Ken Sletten, SIGImage/SQL Chair since 1996
Early in Allegro’s history, my technical team in a multinational corporation had the opportunity to engage Allegro Consultants in our effort to transfer both the conceptual and detailed aspects of a radically new technology for which myriad system components were being designed and developed by more than 15 global lab teams.
The company’s deployment of these systems, built on the new architecture, was accelerated as a result of Allegro Consultants’ exceptional content, subject matter and knowledge transfer expertise contributions.
Rebecca L. Smith, President, RebL systems
Since fall 2001, Robelle has been phasing in Allegro Consultants as a technical support resource for our customers. We are very pleased with the results. …Allegro has the strongest team of technical expertise in the HP 3000 area, plus years of experience in HP-UX as well. …By sharing these great people, we can ensure economical and knowledgeable support for our customers for years ahead.
Allegro has excellent relationships with many third-party software companies and have certainly helped many to diagnose and fix some of their more complex problems. …[One] example of their commitment to customers was that after the November 2001 announcement from HP [of the cancellation of the HP 3000], many of Allegro’s customers voiced that they did not want to hear how to leave the 3000, but rather how they could stay on the 3000. With this information, Allegro committed to supporting their customers through to 2011. So if your intention is to stay on MPE, Allegro is a good firm to connect with.
Neil Armstrong, Robelle Solutions Technology, Inc.
(excerpted with permission from http://www.robelle.com/tips/allegro.html)
I’m old and slow now much like our HP 3000’s were when Steve first came to help us with performance issues. Steve soon had our HP 3000’s living up to their full potential. After he worked his magic, our 3000’s were so fast they could execute an infinite loop in five minutes.
My fondest memory of Stan is of the weekend when he saved my life. We were doing a hardware upgrade that required a restore of our data. When it came time for the restore all we had were two bad backups.
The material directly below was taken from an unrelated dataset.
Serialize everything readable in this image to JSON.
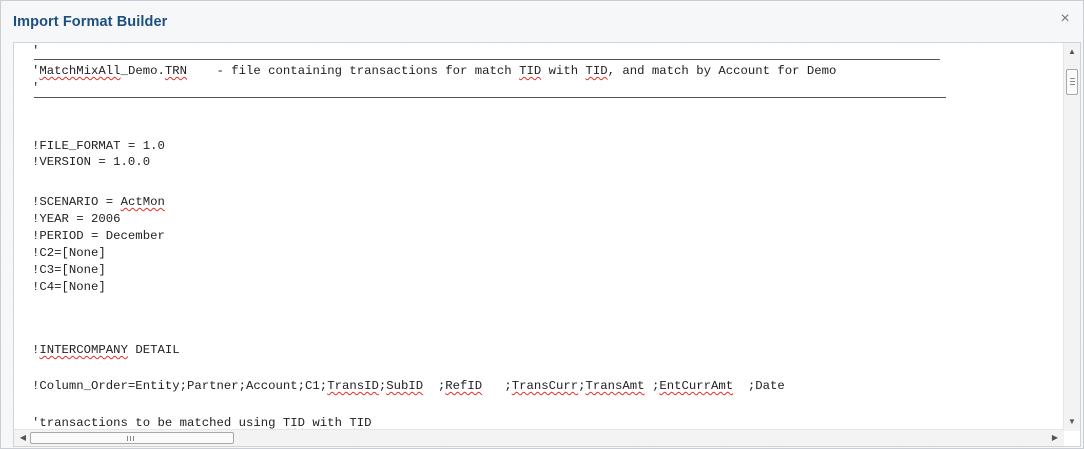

Miraculously, Stan was able to patch together one good backup out of the two that were worthless to me.
Homer Godwin, formerly of Intuit Inc.
Allegro has always been comprised of …extremely technical people, very concerned about what computers can do. In the beginning, when HP was a bunch of technical freaks and not yet a collection of marketing people, Allegro got a lot of respect from the HP specialists. …During these 20 years the complete computer spectrum changed. The prices of the hardware and related software went down dramatically, and HP’s focus has changed, making it very difficult for small companies to survive. Congratulations to Allegro for managing to stay alive.
For me, Allegro is Stan, Steve, Cindy and Gavin. Stan was, and is still, I think, the wizard who can do anything with computers. Cindy was our administrative communication person when Allegro and Denkart were together during the Denkart Inc period. She was always very helpful and always in a good mood. That Denkart Inc period was when Gavin joined Allegro, may be the best result of our cooperation, and I still appreciate his positive attitude and his zest for work.
As for Steve, to me he is not an old colleage. He became a friend. I met him the first time in Anaheim, during an HP 3000 user group meeting, which I think was in 1984. From then, we met frequently, in the States and in Belgium. It was not only business, it was as well talking about politics, education, arts, living together, music, children, etc. I liked his open critical mind without compromises. I really miss these personal contacts with Steve, which may be the best statement I can make.
Guido Van Brempt, formerly of Denkart NV